◆ Try it ◆
Where the records below show the word "subtitle" in a line, please copy that line.
= = = =
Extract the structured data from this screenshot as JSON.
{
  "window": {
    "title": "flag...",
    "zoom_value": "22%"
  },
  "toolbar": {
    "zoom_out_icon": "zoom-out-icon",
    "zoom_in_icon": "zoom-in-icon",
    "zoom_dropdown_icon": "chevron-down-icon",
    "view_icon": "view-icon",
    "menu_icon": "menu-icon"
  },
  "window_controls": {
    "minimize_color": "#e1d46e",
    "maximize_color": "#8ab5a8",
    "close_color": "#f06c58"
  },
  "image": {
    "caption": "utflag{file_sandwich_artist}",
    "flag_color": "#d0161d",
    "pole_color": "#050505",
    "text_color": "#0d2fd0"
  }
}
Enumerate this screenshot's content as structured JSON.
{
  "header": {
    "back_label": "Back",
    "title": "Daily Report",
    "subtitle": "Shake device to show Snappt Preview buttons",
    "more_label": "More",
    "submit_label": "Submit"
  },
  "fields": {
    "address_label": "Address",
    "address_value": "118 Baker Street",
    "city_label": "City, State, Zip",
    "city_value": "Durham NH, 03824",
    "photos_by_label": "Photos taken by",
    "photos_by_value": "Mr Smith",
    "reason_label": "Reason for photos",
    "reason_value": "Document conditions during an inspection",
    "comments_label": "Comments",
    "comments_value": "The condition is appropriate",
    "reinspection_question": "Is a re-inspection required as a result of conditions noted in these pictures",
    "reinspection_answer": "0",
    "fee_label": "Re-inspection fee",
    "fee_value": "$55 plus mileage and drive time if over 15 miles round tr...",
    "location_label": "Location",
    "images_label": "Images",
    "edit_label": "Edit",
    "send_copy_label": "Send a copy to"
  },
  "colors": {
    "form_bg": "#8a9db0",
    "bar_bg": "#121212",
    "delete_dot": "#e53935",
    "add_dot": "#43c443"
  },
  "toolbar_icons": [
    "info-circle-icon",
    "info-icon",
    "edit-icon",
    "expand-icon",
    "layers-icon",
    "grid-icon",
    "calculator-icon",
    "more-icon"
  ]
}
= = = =
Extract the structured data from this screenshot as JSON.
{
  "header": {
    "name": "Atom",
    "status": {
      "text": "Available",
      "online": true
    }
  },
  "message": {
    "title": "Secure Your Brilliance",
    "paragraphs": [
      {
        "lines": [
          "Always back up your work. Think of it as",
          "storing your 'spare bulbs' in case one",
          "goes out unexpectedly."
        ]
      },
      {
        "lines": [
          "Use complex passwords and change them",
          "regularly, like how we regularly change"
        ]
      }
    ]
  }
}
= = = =
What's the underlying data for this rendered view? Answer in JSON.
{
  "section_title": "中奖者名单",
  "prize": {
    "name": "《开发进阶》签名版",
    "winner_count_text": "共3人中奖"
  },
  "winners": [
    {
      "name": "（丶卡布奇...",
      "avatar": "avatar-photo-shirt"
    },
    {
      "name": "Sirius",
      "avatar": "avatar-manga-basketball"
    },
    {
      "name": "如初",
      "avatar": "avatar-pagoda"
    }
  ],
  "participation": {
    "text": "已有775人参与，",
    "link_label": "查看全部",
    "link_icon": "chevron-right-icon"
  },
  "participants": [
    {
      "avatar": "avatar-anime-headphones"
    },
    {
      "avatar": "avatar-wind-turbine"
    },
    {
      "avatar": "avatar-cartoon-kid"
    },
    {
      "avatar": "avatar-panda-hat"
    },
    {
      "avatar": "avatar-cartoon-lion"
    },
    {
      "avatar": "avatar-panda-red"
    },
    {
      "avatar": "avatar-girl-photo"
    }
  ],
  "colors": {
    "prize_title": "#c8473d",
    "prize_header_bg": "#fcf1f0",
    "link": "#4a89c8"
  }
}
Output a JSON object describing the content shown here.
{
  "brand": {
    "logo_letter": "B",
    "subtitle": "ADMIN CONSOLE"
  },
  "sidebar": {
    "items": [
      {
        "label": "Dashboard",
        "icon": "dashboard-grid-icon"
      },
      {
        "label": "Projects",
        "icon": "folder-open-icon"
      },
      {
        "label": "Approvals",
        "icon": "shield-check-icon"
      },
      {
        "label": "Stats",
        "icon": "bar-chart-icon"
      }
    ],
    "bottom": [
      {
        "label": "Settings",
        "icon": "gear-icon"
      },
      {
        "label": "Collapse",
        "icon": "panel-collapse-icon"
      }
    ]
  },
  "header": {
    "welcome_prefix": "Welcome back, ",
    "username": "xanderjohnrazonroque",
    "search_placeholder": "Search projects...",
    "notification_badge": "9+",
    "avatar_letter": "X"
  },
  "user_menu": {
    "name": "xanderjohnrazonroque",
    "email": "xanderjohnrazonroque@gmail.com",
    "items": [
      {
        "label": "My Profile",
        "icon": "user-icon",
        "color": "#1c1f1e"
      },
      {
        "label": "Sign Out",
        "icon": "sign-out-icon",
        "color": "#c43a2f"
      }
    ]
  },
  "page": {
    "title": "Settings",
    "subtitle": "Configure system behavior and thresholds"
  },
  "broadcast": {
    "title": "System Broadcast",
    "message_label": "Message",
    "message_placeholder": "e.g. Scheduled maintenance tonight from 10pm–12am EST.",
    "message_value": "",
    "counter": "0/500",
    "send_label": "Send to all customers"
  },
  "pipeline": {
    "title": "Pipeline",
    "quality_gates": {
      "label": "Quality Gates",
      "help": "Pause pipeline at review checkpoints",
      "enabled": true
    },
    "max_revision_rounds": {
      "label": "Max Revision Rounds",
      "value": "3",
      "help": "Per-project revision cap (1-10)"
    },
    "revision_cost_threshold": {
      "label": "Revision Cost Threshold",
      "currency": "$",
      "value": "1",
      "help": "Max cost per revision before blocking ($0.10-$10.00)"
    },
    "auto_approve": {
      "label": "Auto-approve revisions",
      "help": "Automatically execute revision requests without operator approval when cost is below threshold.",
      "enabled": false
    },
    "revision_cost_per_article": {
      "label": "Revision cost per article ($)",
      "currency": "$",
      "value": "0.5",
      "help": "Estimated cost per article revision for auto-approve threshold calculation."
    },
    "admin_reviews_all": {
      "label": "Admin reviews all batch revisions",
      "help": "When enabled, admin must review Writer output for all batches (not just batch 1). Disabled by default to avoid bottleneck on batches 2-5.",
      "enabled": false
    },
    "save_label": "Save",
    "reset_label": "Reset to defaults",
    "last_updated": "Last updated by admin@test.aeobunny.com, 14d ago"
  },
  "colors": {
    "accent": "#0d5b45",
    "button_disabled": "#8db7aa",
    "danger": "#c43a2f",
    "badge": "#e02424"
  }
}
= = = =
◆ Result ◆
    "subtitle": "Shake device to show Snappt Preview buttons",
    "subtitle": "ADMIN CONSOLE"
    "subtitle": "Configure system behavior and thresholds"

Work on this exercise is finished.